Two Johns Hopkins researchers introduce the idea that more attention should be given to the quality of measurement tools used to praise and punish a hospital.
“People want to compare hospitals, but if the science can’t keep up, maybe we’re doing more harm than good when we report certain kinds of data,” Elliott R. Haut, MD, stated in a press release,
Haut discusses the idea of “surveillance bias” in stopping deep venous thrombosis (DVT); the more tests done for DVT, the higher the DVT rate for a hospital. “Reporting a DVT rate, doesn’t tell much about hospital quality, since it doesn’t delineate whether the hospital is ignoring a potential complication or successfully preventing one,” Haut says.
Not only do potential patients look at these ratings and make their decisions based on numbers that may be worthless, but hospitals will not be paid for certain tests based on these ratings. This idea Haut calls a “perverse incentive,” if a hospital doesn’t look for DVT and doesn’t find one, they will still be paid, but if a hospital aggressively tests for DVTs and find them, they won’t be paid.

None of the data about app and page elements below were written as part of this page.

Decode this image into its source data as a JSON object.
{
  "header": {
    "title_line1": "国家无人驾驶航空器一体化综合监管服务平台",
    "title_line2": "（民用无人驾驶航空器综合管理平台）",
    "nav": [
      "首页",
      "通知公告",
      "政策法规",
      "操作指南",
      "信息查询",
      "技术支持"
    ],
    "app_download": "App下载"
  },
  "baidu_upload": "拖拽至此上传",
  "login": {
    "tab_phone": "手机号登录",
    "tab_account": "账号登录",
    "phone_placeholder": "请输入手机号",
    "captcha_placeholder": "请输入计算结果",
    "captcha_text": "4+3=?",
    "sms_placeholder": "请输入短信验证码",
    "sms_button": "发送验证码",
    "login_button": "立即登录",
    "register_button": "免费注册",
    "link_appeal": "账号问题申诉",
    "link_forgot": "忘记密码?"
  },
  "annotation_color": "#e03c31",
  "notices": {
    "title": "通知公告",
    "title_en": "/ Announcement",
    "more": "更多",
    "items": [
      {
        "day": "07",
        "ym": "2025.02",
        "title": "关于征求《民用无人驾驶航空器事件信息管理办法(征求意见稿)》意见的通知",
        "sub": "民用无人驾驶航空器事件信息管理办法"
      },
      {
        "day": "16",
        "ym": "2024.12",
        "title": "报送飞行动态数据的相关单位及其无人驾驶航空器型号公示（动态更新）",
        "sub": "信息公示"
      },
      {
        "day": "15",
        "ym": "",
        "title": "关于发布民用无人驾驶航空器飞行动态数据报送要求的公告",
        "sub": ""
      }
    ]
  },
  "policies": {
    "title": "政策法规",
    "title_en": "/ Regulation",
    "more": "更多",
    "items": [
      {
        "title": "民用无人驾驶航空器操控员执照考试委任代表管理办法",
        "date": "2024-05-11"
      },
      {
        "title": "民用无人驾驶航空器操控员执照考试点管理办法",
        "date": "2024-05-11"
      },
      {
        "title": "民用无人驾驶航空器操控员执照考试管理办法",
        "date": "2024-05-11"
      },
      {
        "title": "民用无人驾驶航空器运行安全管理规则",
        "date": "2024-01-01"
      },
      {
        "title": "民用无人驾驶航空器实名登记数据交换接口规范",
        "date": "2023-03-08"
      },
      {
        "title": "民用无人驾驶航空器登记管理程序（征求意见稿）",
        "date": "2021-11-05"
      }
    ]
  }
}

“You have to make sure your measures are fair and that the benefits of reporting adverse outcomes outweigh the risks of unfairly harming hospitals, because these measures have unintended consequences,” Haut stated.